The Chinese government has not waited for Trump's inauguration to begin its public relations battle with the incoming Trump administration. According to CNBC, a Chinese state-run newspaper has published threats of retaliation if a Trump administration attempts to impose any punitive measures such as tariffs:
A batch of Boeing orders will be replaced by Airbus. U.S. auto and iPhone sales in China will suffer a setback, and U.S. soybean and maize imports will be halted. China can also limit the number of Chinese students studying in the U.S.
Boeing's corporate headquarters are in Chicago, Illinois, and they employ thousands of Americans at manufacturing and service facilities across the United States. Airbus is headquartered in France and has manufacturing facilities in France, Germany, Spain, and the United Kingdom. China is a major importer of food products from the United States; however, in recent years, China has gained ground as an exporter of certain food products as well.
U.S. trade policy with respect to China has been a contentious political issue for decades, since the Chinese were granted "most favored nation" status in 1979. China's record on human rights abuses have made this status a contentious one politically, especially since the Chinese crackdown on pro-democracy demonstrations in Tiananmen Square in 1989 angered the American public.
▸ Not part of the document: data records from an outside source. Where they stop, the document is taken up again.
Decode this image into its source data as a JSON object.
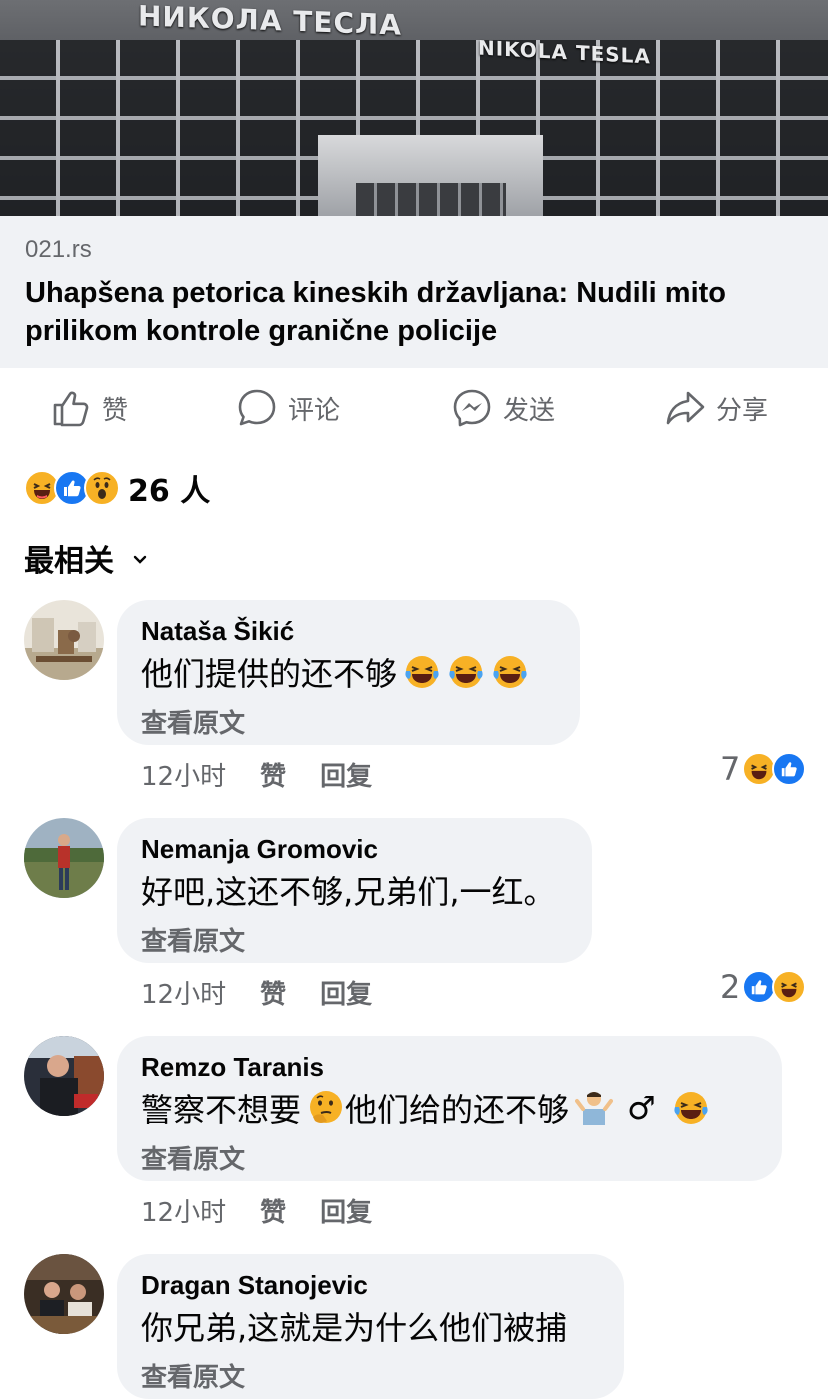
{
  "link_preview": {
    "sign_cyrillic": "НИКОЛА ТЕСЛА",
    "sign_latin": "NIKOLA TESLA",
    "domain": "021.rs",
    "headline": "Uhapšena petorica kineskih državljana: Nudili mito prilikom kontrole granične policije"
  },
  "actions": {
    "like": "赞",
    "comment": "评论",
    "send": "发送",
    "share": "分享"
  },
  "reactions": {
    "count": "26 人",
    "types": [
      "haha-icon",
      "like-icon",
      "wow-icon"
    ]
  },
  "sort": {
    "label": "最相关"
  },
  "comments": [
    {
      "name": "Nataša Šikić",
      "text": "他们提供的还不够",
      "emojis": [
        "laugh-cry-icon",
        "laugh-cry-icon",
        "laugh-cry-icon"
      ],
      "translate": "查看原文",
      "time": "12小时",
      "like": "赞",
      "reply": "回复",
      "reaction_count": "7",
      "reaction_types": [
        "haha-icon",
        "like-icon"
      ]
    },
    {
      "name": "Nemanja Gromovic",
      "text": "好吧,这还不够,兄弟们,一红。",
      "translate": "查看原文",
      "time": "12小时",
      "like": "赞",
      "reply": "回复",
      "reaction_count": "2",
      "reaction_types": [
        "like-icon",
        "haha-icon"
      ]
    },
    {
      "name": "Remzo Taranis",
      "text_a": "警察不想要",
      "text_b": " 他们给的还不够",
      "text_c": "♂",
      "emojis": [
        "thinking-face-icon",
        "shrug-icon",
        "laugh-cry-icon"
      ],
      "translate": "查看原文",
      "time": "12小时",
      "like": "赞",
      "reply": "回复"
    },
    {
      "name": "Dragan Stanojevic",
      "text": "你兄弟,这就是为什么他们被捕",
      "translate": "查看原文"
    }
  ],
  "colors": {
    "accent": "#1877f2",
    "secondary_text": "#65676b",
    "bubble": "#f0f2f5",
    "emoji_yellow": "#f7b125"
  }
}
The American business community has successfully lobbied the United States government to keep trade negotiations with China separate from human rights negotiations, because China is a major importer of U.S. goods. Former President Bill Clinton acceded to these lobbying efforts when he reversed a campaign pledge in 1994 and again granted China most favored nation status. The term "most favored nation" status was revised to "permanent normal trade relations" in 1998, and this status was granted to China in 2001.
In recent years, the focus of controversy regarding United States trade with China has moved from China's alleged human rights abuses to China's alleged unfair trade practices, including currency manipulation and flaunting of international intellectual property law. Trump made these practices a central focus of his campaign, leading to speculation that he might start a trade war with China after his inauguration.